### YOUR TASK
Check each line of the records below for the word "icon" and copy those where it appears.

── INPUT DATA ──

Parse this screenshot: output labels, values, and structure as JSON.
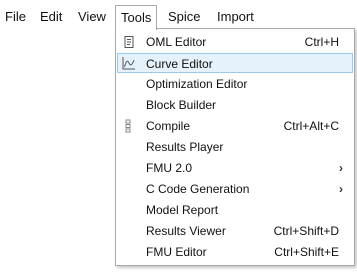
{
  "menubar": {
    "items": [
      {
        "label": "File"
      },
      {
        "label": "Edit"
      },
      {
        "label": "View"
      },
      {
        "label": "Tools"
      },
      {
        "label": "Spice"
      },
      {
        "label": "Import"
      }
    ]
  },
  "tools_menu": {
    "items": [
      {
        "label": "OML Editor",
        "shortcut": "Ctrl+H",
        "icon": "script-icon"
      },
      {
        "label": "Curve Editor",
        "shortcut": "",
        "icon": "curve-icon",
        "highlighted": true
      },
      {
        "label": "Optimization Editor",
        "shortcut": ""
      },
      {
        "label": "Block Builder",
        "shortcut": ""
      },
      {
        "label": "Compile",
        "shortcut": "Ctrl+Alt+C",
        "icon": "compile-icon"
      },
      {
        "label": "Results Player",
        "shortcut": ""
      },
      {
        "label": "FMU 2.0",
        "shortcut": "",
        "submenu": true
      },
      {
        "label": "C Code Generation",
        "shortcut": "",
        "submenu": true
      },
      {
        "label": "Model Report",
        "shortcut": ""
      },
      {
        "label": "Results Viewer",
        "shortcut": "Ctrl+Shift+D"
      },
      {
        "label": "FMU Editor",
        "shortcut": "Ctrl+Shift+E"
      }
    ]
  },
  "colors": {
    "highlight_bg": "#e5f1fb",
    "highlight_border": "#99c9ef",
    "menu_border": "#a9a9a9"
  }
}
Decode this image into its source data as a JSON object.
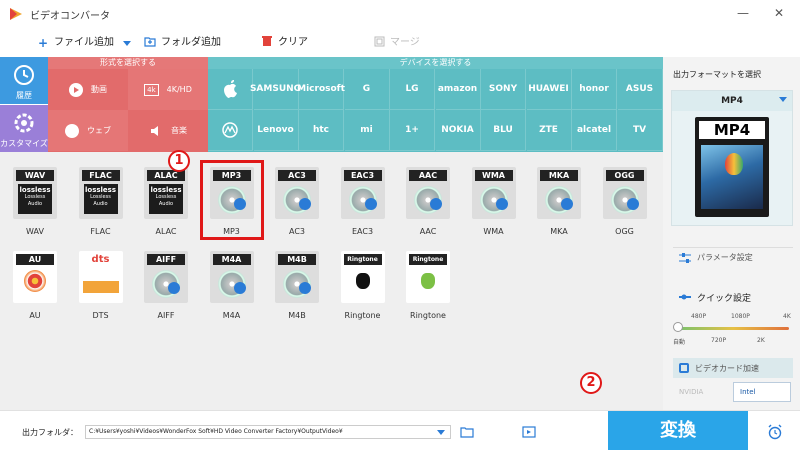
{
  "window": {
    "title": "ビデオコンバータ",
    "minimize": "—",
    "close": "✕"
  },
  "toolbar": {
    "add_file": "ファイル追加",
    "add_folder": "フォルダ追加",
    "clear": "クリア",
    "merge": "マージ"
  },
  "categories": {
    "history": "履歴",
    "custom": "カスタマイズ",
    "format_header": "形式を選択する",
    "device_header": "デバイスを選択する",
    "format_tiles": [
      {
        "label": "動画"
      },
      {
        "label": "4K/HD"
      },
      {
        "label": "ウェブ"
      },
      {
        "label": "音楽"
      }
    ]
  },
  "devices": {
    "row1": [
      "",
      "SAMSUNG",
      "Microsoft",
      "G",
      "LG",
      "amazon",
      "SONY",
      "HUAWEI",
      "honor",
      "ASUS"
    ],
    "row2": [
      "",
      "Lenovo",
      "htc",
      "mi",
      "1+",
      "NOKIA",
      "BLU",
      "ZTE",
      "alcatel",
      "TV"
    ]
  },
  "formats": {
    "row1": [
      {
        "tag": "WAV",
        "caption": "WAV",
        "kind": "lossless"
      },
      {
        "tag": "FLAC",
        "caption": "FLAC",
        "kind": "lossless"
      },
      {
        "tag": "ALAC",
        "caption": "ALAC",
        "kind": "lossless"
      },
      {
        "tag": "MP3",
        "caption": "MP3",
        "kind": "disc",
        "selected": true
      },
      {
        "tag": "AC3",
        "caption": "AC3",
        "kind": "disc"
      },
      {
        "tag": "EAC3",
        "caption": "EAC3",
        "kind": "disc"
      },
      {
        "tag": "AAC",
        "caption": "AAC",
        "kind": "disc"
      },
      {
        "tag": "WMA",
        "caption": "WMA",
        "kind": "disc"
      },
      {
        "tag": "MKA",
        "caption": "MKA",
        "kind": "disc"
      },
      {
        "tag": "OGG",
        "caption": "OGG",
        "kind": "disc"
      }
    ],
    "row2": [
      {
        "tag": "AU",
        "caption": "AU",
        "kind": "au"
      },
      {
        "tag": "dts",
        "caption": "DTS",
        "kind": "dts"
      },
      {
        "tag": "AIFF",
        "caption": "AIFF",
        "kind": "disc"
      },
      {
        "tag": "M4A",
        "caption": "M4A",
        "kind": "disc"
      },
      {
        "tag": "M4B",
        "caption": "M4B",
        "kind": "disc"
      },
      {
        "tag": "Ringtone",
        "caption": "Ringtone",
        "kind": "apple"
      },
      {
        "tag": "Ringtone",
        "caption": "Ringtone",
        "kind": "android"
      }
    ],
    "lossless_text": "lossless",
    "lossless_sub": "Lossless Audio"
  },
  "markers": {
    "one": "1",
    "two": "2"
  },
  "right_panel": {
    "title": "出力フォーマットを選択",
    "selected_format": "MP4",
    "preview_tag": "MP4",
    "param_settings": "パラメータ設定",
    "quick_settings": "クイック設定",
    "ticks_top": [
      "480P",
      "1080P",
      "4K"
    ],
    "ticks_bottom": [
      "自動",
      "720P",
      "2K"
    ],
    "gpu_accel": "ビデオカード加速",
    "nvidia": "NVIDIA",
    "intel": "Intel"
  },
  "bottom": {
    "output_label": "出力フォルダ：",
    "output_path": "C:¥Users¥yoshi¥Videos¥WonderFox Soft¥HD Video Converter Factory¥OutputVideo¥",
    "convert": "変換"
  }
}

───

### RESPONSE TO THE TASK
        "icon": "script-icon"
        "icon": "curve-icon",
        "icon": "compile-icon"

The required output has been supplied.